With Anton Yelchin, Ashley Greene, Alexandra Daddario, Oliver Cooper, Dick Miller. Written by Alan Trezza . Directed by Joe Dante. Rated R for sexual content, partial nudity, some horror violence, and language. 89 minutes.
Back in the ‘80s and ‘90s, director Joe Dante had a string of major hits like “Gremlins,” and “Innerspace,” but then his star faded and he drifted into television. (Some of his TV work has been quite memorable, such as “The Homecoming” episode of “Masters of Horror.”) His latest film, BURYING THE EX, hearkens back to his very early work (“Piranha,” “The Howling”). This is a cheesy, modestly budgeted horror comedy that should find its niche audience. Anyone looking for a romantic comedy involving zombies should check it out.
Max (Anton Yelchin) is a twenty-something with a knockout girlfriend named Evelyn (Ashley Greene). She’s ready and willing in bed, but she’s also very controlling in other aspects of their lives. She has no respect for his ambitions to open his own horror memorabilia shop and takes down his movie posters to put up bins for recycling. His half-brother Travis (Oliver Cooper) is an annoying and self-indulgent slob whom Evelyn treats with utter contempt.
For twenty minutes or so, you may wonder where all this is going, but then Evelyn dies in a tragic accident just as Max was ready to break it off with her. He subsequently connects with Olivia (Alexandra Daddario) who not only shares his love of all things horror, but operates her own ice cream parlor where all the flavors are monster-inspired. And that’s when Evelyn emerges from the grave, ready to resume her relationship with Max.
It’s a thin premise, but Dante brings in some comic and horrific effects (such as Evelyn vomiting embalming fluid) and scatters a variety of clips and movie references throughout the film. There’s even an appearance by legendary character actor Dick Miller–a regular in Dante’s films and a veteran of their shared background with Roger Corman–still going strong at 86. There’s also a macabre scene where people are watching an outdoor screening of “Night of the Living Dead” at a cemetery, which gets Max and Olivia so turned on they run off to her car.

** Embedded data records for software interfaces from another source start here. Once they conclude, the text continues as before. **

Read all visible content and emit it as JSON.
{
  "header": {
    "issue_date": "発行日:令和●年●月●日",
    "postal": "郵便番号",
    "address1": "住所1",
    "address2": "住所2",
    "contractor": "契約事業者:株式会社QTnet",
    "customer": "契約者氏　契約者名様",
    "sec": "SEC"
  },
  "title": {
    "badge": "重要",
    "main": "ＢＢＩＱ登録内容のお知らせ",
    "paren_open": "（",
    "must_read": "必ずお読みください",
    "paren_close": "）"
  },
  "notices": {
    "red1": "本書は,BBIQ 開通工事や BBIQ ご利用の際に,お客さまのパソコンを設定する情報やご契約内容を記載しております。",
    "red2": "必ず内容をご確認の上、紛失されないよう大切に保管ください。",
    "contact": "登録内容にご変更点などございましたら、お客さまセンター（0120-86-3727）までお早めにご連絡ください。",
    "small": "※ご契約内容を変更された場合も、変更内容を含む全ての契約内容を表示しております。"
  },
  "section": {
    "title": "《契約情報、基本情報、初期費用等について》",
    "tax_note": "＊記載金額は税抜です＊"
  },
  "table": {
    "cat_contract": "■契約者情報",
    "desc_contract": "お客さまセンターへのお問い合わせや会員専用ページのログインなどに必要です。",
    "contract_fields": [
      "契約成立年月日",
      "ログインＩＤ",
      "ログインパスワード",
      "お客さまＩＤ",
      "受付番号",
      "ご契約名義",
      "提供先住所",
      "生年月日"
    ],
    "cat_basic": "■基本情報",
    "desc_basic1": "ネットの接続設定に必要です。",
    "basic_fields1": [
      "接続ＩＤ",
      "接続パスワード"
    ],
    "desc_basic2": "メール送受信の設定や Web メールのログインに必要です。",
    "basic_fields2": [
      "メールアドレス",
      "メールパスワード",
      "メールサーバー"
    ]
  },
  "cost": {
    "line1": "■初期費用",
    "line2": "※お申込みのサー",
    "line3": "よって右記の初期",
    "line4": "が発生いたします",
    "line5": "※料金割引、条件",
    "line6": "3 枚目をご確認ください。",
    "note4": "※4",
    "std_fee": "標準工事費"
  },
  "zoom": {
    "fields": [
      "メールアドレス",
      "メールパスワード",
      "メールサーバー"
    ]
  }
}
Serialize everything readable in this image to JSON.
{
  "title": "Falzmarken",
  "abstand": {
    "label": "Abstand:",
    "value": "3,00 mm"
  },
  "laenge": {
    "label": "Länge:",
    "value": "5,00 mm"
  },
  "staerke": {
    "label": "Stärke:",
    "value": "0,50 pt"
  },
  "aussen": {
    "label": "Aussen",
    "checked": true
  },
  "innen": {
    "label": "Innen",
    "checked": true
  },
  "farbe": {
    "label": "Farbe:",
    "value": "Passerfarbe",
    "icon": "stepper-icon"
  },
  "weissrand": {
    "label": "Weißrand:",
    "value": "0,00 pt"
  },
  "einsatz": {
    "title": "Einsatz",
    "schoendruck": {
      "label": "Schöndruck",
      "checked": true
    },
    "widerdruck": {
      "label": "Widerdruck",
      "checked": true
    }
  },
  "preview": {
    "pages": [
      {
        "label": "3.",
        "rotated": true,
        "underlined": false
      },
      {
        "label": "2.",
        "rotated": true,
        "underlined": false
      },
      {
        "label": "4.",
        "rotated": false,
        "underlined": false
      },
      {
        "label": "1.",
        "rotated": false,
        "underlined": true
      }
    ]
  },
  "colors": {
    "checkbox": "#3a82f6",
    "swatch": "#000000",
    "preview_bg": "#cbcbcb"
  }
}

The young cast is game with Yelchin, best known for playing Chekhov in the “Star Trek” reboots, playing a likable everydude. Greene’s slow transformation into the brain-craving zombie we’ve been expecting is fun, and Daddario is engaging as the woman obviously so right for Max. As for Cooper (“Californication”), it’s a matter of taste, as the aggressively stupid, vulgar, and insensitive character has become a staple of contemporary comedy. It’s become futile to complain about it. Even viewers who find his portrayal annoying (such as this reviewer) are likely to be won over by the end.
“Burying The Ex” is not getting a major theatrical release and will be available to most through iTunes and Video on Demand. Dante’s glory days may be behind him, but those who remember his work fondly will be glad he’s working, and getting the chance to bring his unique blend of comedy and horror together again.•••
Daniel M. Kimmel is a veteran movie critic and author of a host of film-related books. His most recent book is “Shh! It’s a Secret: a novel about Aliens, Hollywood and the Bartender’s Guide.” He lives in Somerville, Massachusetts.